Termites have been around for about 250 million years, making them an active contributor to our environment. In the U.S. alone, there are about 45 active species of termites. In fact, termites live in every U.S. state, except Alaska.
While termites can cause damage when they enter our homes and buildings, termites perform valuable services in the environment. For example, some species can help break down rotting wood into soil, and other species can help break down animal feces.
In short, we need termites in our environment, just not in our homes.
How to Get Rid of Termites
While you cannot get rid of termites permanently from the environment, you can help prevent them from taking root in your home and control any active colonies nearby.
Although it may be tempting to try termite control yourself, prevention and treatment is best left to the professionals. Since termites can be active in your home with few signs of an infestation – if any – you will need the help of a qualified termite expert skilled in termite identification, behavior, prevention and treatment to control the infestation.
Termite treatments can be the most complex treatments of any household pest management issue. Depending on the species of termite, the colony’s location(s) and the extent of infestation, your professional may need to use more than one treatment method. These methods often require specialized tools and techniques. For example, carefully formulated soil treatments may need to be applied via rods inserted under your house.

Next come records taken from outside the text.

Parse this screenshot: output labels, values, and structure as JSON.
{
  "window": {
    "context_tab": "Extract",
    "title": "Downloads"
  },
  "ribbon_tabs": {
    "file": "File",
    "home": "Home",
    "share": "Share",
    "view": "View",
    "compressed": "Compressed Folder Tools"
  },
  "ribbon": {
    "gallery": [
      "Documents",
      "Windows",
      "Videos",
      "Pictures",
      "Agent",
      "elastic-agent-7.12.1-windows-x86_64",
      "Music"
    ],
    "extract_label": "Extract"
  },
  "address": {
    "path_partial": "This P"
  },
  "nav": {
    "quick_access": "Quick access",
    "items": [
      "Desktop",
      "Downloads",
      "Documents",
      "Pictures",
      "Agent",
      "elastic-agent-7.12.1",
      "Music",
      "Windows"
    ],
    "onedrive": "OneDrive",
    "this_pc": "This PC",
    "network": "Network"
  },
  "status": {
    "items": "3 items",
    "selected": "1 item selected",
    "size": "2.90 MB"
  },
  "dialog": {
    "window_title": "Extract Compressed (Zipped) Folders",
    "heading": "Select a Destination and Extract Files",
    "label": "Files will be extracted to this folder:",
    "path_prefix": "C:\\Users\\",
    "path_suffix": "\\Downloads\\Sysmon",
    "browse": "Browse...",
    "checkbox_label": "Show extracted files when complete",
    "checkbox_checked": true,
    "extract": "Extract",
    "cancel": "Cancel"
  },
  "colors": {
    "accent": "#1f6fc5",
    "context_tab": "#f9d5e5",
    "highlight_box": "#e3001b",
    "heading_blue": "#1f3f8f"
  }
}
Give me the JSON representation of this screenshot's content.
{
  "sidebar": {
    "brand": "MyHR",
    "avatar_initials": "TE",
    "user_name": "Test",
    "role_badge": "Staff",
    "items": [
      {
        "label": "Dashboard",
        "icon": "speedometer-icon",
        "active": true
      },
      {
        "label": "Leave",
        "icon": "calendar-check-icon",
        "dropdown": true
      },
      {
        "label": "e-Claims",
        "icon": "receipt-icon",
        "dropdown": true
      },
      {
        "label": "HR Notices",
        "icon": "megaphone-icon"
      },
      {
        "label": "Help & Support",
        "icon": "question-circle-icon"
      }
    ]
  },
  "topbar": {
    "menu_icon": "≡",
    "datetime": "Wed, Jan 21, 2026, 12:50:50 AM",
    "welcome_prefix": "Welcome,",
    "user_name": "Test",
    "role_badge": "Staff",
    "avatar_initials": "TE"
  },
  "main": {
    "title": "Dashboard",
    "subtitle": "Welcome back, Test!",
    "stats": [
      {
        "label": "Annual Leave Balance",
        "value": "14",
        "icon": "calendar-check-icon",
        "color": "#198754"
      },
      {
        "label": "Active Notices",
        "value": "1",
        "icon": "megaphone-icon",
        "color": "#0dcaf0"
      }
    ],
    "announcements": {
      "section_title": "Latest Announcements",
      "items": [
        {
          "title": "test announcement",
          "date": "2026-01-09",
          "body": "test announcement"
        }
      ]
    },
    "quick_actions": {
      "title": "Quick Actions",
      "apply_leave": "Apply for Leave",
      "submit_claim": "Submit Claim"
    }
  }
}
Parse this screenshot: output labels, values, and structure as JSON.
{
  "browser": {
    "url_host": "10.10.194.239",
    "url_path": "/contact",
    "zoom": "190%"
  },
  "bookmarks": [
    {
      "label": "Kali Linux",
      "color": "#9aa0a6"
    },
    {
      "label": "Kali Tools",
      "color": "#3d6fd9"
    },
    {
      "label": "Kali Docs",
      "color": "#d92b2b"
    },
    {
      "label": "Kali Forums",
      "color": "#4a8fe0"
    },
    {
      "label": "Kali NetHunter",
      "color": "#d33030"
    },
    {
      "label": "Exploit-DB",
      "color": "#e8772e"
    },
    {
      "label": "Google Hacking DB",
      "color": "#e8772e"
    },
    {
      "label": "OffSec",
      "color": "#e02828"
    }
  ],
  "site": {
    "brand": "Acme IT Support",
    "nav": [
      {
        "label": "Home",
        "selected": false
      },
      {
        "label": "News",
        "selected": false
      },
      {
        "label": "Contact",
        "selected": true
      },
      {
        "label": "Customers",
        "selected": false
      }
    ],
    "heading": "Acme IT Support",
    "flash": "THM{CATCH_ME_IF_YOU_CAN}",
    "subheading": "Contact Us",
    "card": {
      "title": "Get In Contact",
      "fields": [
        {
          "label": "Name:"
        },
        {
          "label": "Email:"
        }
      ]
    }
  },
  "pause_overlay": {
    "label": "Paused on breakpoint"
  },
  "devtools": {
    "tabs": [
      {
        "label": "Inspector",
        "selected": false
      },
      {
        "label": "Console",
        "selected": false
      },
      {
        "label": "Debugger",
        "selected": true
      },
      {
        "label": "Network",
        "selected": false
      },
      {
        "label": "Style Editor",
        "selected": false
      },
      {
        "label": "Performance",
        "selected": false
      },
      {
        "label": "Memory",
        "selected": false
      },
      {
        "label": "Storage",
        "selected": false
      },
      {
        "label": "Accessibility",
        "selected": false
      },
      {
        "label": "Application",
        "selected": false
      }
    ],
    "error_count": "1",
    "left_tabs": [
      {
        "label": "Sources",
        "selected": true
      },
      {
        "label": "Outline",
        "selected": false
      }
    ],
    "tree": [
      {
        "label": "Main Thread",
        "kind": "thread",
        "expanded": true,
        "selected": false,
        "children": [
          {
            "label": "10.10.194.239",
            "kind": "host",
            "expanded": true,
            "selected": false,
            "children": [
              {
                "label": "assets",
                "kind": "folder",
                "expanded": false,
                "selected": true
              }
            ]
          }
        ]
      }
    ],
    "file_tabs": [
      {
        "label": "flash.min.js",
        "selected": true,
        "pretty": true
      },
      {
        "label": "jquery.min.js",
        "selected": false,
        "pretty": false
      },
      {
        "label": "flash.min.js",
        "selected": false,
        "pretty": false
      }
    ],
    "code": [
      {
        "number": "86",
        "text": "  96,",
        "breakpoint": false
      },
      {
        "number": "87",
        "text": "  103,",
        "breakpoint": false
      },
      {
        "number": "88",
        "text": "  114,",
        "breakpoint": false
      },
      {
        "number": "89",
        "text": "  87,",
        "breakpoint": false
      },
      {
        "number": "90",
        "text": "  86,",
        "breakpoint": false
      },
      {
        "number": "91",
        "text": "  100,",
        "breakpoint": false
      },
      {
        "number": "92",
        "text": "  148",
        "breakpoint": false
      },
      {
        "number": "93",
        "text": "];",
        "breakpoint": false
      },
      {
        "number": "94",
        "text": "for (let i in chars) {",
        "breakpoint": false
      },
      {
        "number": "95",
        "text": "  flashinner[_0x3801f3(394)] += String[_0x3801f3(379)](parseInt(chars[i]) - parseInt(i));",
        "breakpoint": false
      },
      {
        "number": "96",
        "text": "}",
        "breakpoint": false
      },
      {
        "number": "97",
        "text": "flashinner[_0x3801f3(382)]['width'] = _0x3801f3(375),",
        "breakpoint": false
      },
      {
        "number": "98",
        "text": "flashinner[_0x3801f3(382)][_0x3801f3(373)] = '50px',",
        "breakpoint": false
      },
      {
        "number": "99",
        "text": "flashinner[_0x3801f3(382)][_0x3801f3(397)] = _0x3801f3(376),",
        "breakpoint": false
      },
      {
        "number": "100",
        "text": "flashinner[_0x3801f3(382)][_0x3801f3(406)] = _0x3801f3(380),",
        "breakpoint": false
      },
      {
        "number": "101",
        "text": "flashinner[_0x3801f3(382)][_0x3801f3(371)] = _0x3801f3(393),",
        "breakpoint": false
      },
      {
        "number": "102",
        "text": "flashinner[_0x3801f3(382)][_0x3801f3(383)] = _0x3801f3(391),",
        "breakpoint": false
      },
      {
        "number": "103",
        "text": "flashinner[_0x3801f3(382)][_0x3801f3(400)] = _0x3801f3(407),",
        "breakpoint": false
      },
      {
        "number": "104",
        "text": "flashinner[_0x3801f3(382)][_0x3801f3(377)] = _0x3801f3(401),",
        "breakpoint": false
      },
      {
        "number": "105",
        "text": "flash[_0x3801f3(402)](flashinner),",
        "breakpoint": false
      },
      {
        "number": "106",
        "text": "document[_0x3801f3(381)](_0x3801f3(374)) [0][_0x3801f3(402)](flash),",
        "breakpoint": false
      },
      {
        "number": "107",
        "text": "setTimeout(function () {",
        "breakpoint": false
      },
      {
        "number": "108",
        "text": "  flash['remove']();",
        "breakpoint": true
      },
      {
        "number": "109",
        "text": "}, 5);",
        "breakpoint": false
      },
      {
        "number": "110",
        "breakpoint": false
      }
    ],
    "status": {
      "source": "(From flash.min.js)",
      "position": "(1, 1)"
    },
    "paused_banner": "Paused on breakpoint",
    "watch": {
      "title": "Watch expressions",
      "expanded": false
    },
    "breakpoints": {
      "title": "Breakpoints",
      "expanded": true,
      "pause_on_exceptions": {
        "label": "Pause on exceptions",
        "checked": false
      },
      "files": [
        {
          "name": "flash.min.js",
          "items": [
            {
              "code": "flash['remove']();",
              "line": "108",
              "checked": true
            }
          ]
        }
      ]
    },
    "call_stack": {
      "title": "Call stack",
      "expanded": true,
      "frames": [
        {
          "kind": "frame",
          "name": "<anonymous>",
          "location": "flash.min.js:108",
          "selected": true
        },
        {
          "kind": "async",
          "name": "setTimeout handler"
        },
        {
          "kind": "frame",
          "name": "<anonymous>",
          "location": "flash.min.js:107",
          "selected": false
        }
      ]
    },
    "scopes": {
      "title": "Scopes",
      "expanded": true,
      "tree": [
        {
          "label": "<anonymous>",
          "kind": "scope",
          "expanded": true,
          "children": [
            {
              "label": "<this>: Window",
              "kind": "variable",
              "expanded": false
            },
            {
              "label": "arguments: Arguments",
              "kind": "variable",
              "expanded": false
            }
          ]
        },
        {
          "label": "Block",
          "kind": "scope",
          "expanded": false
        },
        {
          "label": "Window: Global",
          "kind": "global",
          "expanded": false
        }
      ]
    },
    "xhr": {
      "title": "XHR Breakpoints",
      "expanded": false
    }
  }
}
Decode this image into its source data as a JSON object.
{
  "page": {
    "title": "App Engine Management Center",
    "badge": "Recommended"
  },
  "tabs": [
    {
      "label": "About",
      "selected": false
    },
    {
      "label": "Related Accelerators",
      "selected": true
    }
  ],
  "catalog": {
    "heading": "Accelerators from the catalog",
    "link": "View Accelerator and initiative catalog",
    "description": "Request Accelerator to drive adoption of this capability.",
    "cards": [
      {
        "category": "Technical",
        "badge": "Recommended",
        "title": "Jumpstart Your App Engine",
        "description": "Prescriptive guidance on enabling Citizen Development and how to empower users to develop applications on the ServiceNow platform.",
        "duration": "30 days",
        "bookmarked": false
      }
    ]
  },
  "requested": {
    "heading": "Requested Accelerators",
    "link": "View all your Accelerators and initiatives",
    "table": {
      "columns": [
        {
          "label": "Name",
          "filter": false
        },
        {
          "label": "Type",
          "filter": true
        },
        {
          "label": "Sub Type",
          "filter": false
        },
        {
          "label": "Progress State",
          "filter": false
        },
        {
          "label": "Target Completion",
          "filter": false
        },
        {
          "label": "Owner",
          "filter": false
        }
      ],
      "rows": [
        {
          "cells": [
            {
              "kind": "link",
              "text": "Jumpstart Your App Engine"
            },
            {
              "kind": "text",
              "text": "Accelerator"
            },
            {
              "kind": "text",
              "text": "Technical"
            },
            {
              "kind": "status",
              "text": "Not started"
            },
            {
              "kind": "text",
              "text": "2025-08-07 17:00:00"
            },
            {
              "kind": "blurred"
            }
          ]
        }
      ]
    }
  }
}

How Does a Pest Control Expert Provide Treatment?
First, your pest control expert should provide a comprehensive inspection of your home to identify signs of activity and the termite species. Different methods are used to target the specific behavior of subterranean termites and drywood termites.
Your expert should recommend a customized treatment and prevention plan based on your home’s unique needs. For subterranean termites, this prevention and treatment plan typically includes conventional liquid treatment, monitoring and bait stations, or direct wood treatment. For drywood termites, this prevention and treatment plan typically includes direct wood treatment, whole structure gas fumigation or heat treatment.
In all instances of termite infestation, your professional also should provide tips on what home repairs should be made to help ensure your house is less susceptible to termites. Experts often recommend reducing wood-to-ground contact and moisture problems to cut down on access points and food sources.